§ Dataset rows for apps and sites

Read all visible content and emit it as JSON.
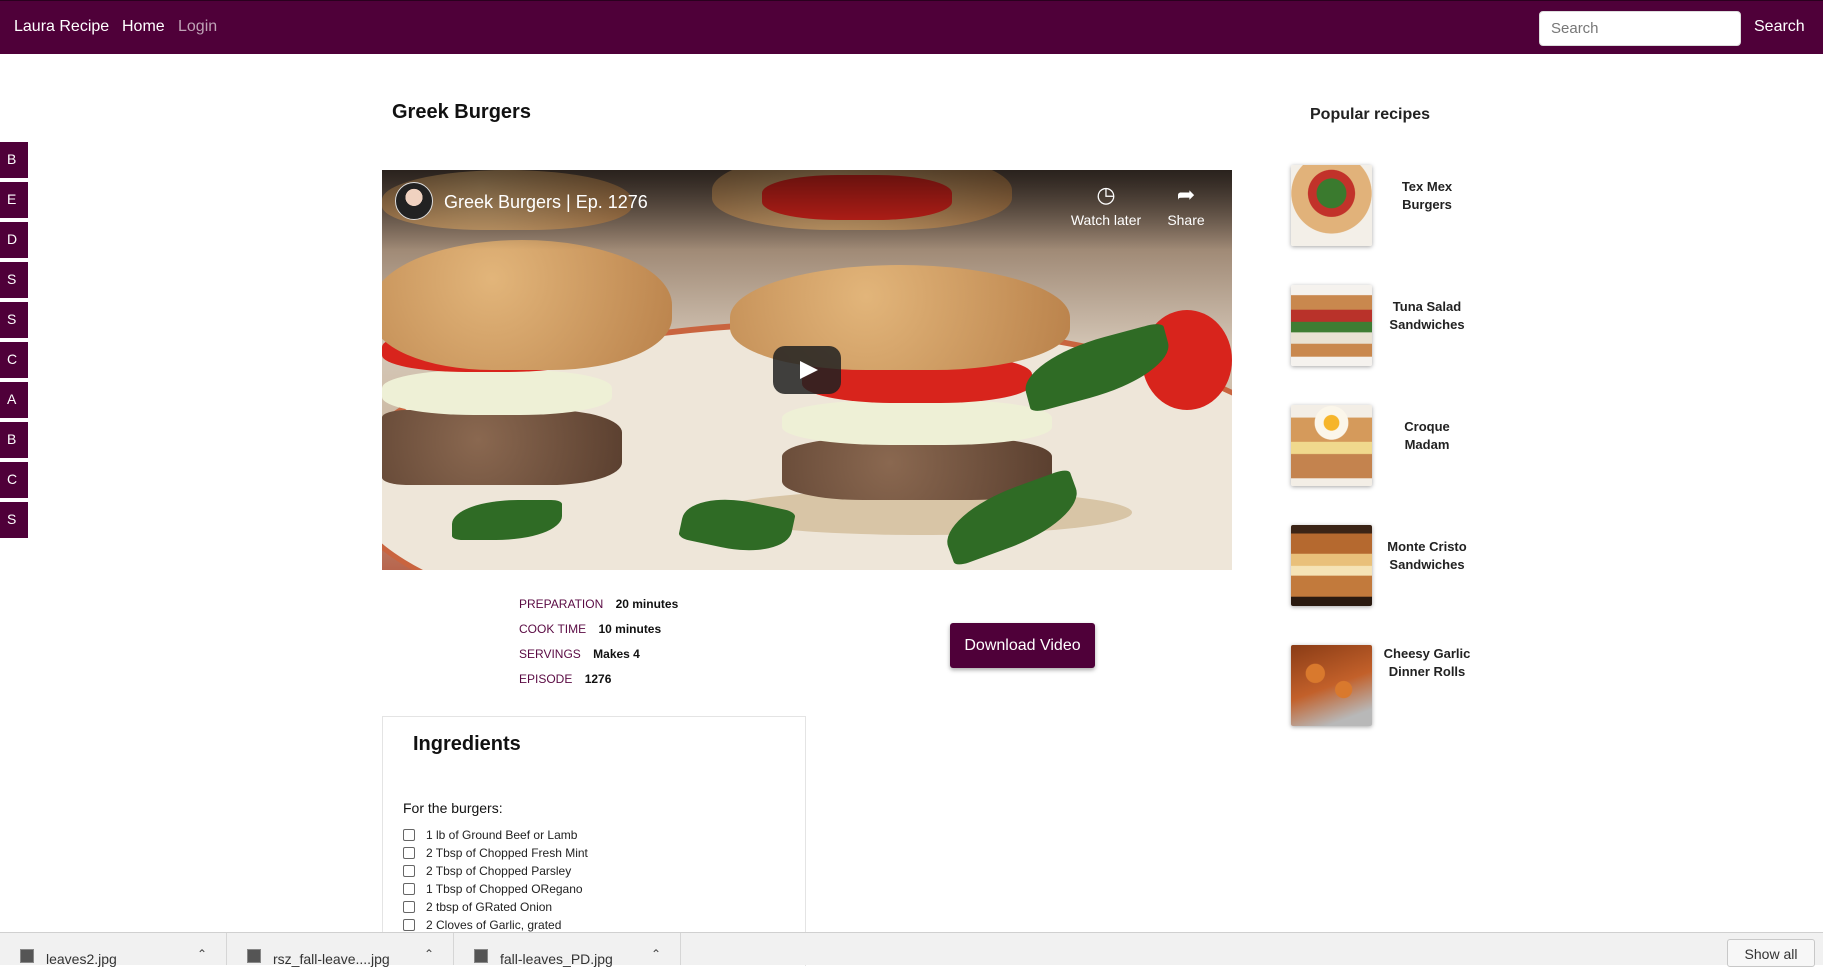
{
  "navbar": {
    "brand": "Laura Recipe",
    "home": "Home",
    "login": "Login",
    "search_placeholder": "Search",
    "search_button": "Search"
  },
  "letters": [
    "B",
    "E",
    "D",
    "S",
    "S",
    "C",
    "A",
    "B",
    "C",
    "S"
  ],
  "recipe": {
    "title": "Greek Burgers"
  },
  "video": {
    "title": "Greek Burgers | Ep. 1276",
    "watch_later": "Watch later",
    "share": "Share"
  },
  "meta": [
    {
      "label": "PREPARATION",
      "value": "20 minutes"
    },
    {
      "label": "COOK TIME",
      "value": "10 minutes"
    },
    {
      "label": "SERVINGS",
      "value": "Makes 4"
    },
    {
      "label": "EPISODE",
      "value": "1276"
    }
  ],
  "download_button": "Download Video",
  "ingredients": {
    "title": "Ingredients",
    "subtitle": "For the burgers:",
    "items": [
      "1 lb of Ground Beef or Lamb",
      "2 Tbsp of Chopped Fresh Mint",
      "2 Tbsp of Chopped Parsley",
      "1 Tbsp of Chopped ORegano",
      "2 tbsp of GRated Onion",
      "2 Cloves of Garlic, grated"
    ]
  },
  "popular": {
    "title": "Popular recipes",
    "items": [
      {
        "label": "Tex Mex Burgers"
      },
      {
        "label": "Tuna Salad Sandwiches"
      },
      {
        "label": "Croque Madam"
      },
      {
        "label": "Monte Cristo Sandwiches"
      },
      {
        "label": "Cheesy Garlic Dinner Rolls"
      }
    ]
  },
  "downloads": {
    "files": [
      "leaves2.jpg",
      "rsz_fall-leave....jpg",
      "fall-leaves_PD.jpg"
    ],
    "show_all": "Show all"
  },
  "colors": {
    "brand": "#4f0039",
    "meta_label": "#5a0a43"
  }
}
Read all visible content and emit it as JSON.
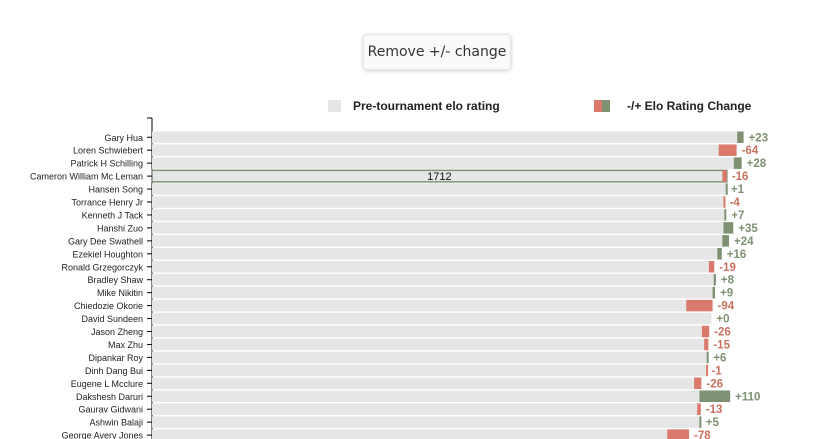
{
  "controls": {
    "toggle_label": "Remove +/- change"
  },
  "legend": {
    "base_label": "Pre-tournament elo rating",
    "change_label": "-/+ Elo Rating Change"
  },
  "colors": {
    "base": "#e6e6e6",
    "positive": "#7e9172",
    "negative": "#db7a6c",
    "positive_text": "#7e9172",
    "negative_text": "#c9715f",
    "highlight_border": "#7e9172"
  },
  "chart_data": {
    "type": "bar",
    "orientation": "horizontal",
    "highlighted_player": "Cameron William Mc Leman",
    "highlighted_value_label": "1712",
    "xlim": [
      0,
      2120
    ],
    "categories": [
      "Gary Hua",
      "Loren Schwiebert",
      "Patrick H Schilling",
      "Cameron William Mc Leman",
      "Hansen Song",
      "Torrance Henry Jr",
      "Kenneth J Tack",
      "Hanshi Zuo",
      "Gary Dee Swathell",
      "Ezekiel Houghton",
      "Ronald Grzegorczyk",
      "Bradley Shaw",
      "Mike Nikitin",
      "Chiedozie Okorie",
      "David Sundeen",
      "Jason Zheng",
      "Max Zhu",
      "Dipankar Roy",
      "Dinh Dang Bui",
      "Eugene L Mcclure",
      "Dakshesh Daruri",
      "Gaurav Gidwani",
      "Ashwin Balaji",
      "George Avery Jones"
    ],
    "series": [
      {
        "name": "Pre-tournament elo rating",
        "values": [
          2092,
          2090,
          2080,
          2055,
          2051,
          2047,
          2046,
          2043,
          2039,
          2021,
          2010,
          2008,
          2004,
          2004,
          2000,
          1992,
          1989,
          1983,
          1982,
          1964,
          1957,
          1962,
          1957,
          1920
        ]
      },
      {
        "name": "-/+ Elo Rating Change",
        "values": [
          23,
          -64,
          28,
          -16,
          1,
          -4,
          7,
          35,
          24,
          16,
          -19,
          8,
          9,
          -94,
          0,
          -26,
          -15,
          6,
          -1,
          -26,
          110,
          -13,
          5,
          -78
        ]
      }
    ],
    "change_labels": [
      "+23",
      "-64",
      "+28",
      "-16",
      "+1",
      "-4",
      "+7",
      "+35",
      "+24",
      "+16",
      "-19",
      "+8",
      "+9",
      "-94",
      "+0",
      "-26",
      "-15",
      "+6",
      "-1",
      "-26",
      "+110",
      "-13",
      "+5",
      "-78"
    ]
  }
}
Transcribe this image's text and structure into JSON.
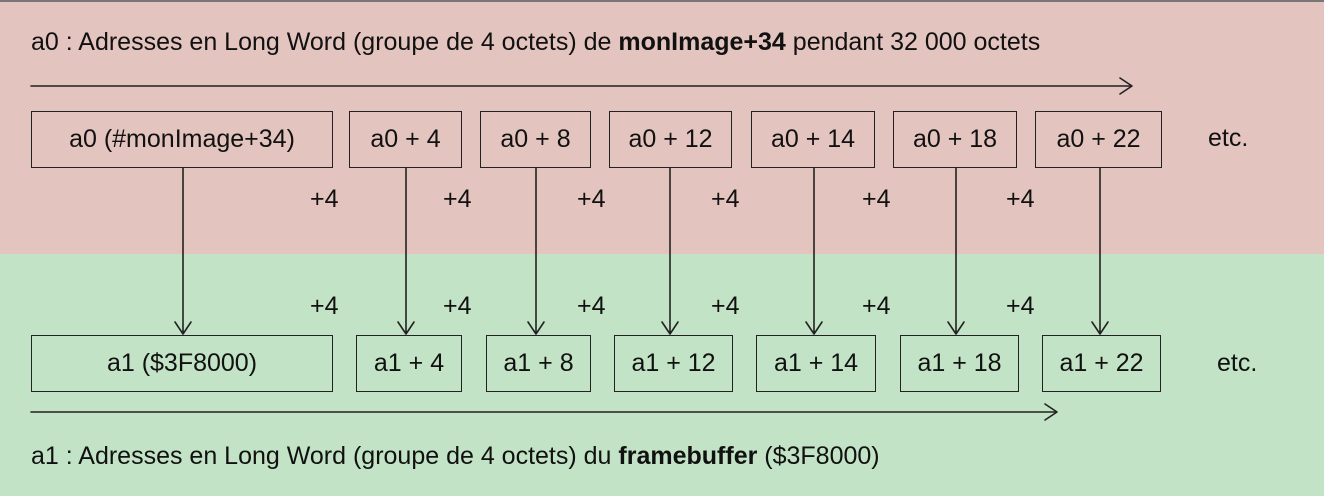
{
  "top": {
    "title_prefix": "a0 : Adresses en Long Word  (groupe de 4 octets)  de ",
    "title_bold": "monImage+34",
    "title_suffix": " pendant 32 000 octets",
    "boxes": [
      "a0 (#monImage+34)",
      "a0 + 4",
      "a0 + 8",
      "a0 + 12",
      "a0 + 14",
      "a0 + 18",
      "a0 + 22"
    ],
    "etc": "etc.",
    "increments": [
      "+4",
      "+4",
      "+4",
      "+4",
      "+4",
      "+4"
    ]
  },
  "bottom": {
    "increments": [
      "+4",
      "+4",
      "+4",
      "+4",
      "+4",
      "+4"
    ],
    "boxes": [
      "a1 ($3F8000)",
      "a1 + 4",
      "a1 + 8",
      "a1 + 12",
      "a1 + 14",
      "a1 + 18",
      "a1 + 22"
    ],
    "etc": "etc.",
    "title_prefix": "a1 : Adresses en Long Word (groupe de 4 octets) du ",
    "title_bold": "framebuffer",
    "title_suffix": " ($3F8000)"
  },
  "colors": {
    "top_band": "#e3c4bf",
    "bottom_band": "#c2e3c5",
    "stroke": "#222222"
  }
}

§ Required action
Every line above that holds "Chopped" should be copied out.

§ Solution for this exercise
      "2 Tbsp of Chopped Fresh Mint",
      "2 Tbsp of Chopped Parsley",
      "1 Tbsp of Chopped ORegano",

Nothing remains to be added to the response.